Why hasn’t this worked in South Asia? An answer is to be found in the stark differences in how Sri Lanka and India have treated their Tamil communities, as analysed by Alfred Stepan, Juan Linz and Yogendra Yadav. In the years after Independence, the Tamils were a relatively privileged community in both Sri Lanka and India, as they were over-represented in the Indian Administrative Services (IAS) and the Sri Lankan Administrative Services (SAS). But under the grip of majoritarian pressures, Sri Lanka declared Sinhala (the language spoken by the majority Sinhalese community) as its official language. The Tamil community in Sri Lanka was immediately disenfranchised from the bureaucracy, as the proportion of Tamils in the SAS would drop from 26% in 1955 to half of that by 1979. This became one of the major contributing factors to the subsequent brutal civil war between Tamils and Sinhalese. India has been far more successful in integrating the Tamil community into positions of power, and Tamil Nadu is now one of the most developed and urbanised states in India.

The Sri Lankan case shows us that the imposition of a national language can create conflict and national disintegration rather than integration when it dislodges another group from power. The Gellnerian position is predicated upon a significant proportion of those speaking other languages aspiring to speak the national language.

Therein lies the problem for Hindi as a national language. Due to complicated histories of caste, religion, land tenure, and colonialism, the Hindi-speaking regions are significantly poorer than non-Hindi-speaking regions — even though 44% of the country speaks Hindi as a mother tongue.


The accompanying graph uses the 2011 Census to describe the relationship between speaking Hindi as mother tongue and television (TV) ownership (as a measure for material wealth) in over 5,933 blocks (tehsils). The cluster of Hindi-speaking blocks is noticeably poorer — about 30% of households own a TV in blocks where more than 65% of the population speak Hindi as a mother tongue.

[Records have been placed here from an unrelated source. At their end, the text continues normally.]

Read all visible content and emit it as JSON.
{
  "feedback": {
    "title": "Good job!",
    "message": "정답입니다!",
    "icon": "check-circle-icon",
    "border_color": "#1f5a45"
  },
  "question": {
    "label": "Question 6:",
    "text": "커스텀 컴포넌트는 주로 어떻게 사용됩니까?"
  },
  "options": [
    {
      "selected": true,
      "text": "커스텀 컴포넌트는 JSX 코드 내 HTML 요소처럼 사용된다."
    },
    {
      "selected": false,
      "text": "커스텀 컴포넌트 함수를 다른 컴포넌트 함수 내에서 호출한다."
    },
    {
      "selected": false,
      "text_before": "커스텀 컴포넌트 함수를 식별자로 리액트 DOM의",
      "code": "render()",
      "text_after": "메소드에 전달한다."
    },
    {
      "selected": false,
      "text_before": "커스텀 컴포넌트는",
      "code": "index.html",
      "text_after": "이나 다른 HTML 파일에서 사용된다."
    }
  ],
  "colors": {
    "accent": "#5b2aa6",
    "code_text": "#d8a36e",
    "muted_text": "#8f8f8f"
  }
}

TV ownership jumps to 42% when we consider blocks with less than 10% Hindi-speaking population (about 60% of the blocks).

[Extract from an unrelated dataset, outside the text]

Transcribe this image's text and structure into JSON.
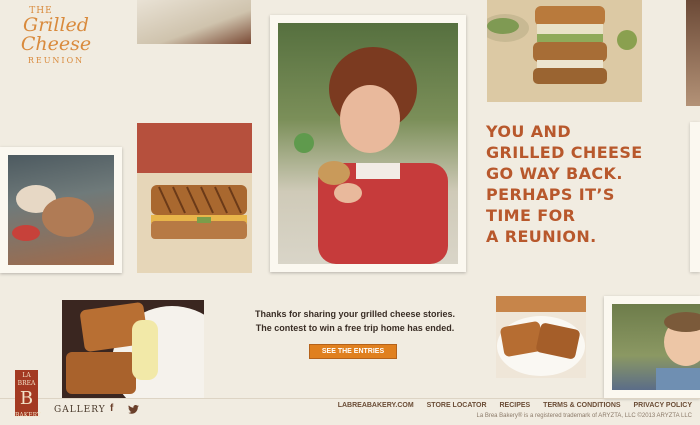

The connection to the Sri Lankan case should be obvious. The imposition of Hindi as a national language, or even as a second language in schools, would disenfranchise the more well-off non-Hindi-speaking population in favour of a population that speaks Hindi from birth — which could potentially lead to serious conflict. Unlike the European cases, Hindi does not have a “pull factor” for non-Hindi-speaking populations.

Furthermore, if the government imposed Hindi in its schools, those with sufficient means would likely opt for more English-medium schools — which yield greater economic opportunities. This would only generate greater income inequality between the wealthy and those who have little option beyond government-mandated curricula.

We know today what our neighbours did not at Independence. They have endured extraordinary bloodshed and economic stunting due to the folly of trying define a single national language over the complex terrain of linguistic identities in South Asia. Let us not make the same mistake.

Neelanjan Sircar is an assistant professor, Ashoka University, and visiting senior fellow, Centre for Policy Research
The views expressed are personal
Story Saved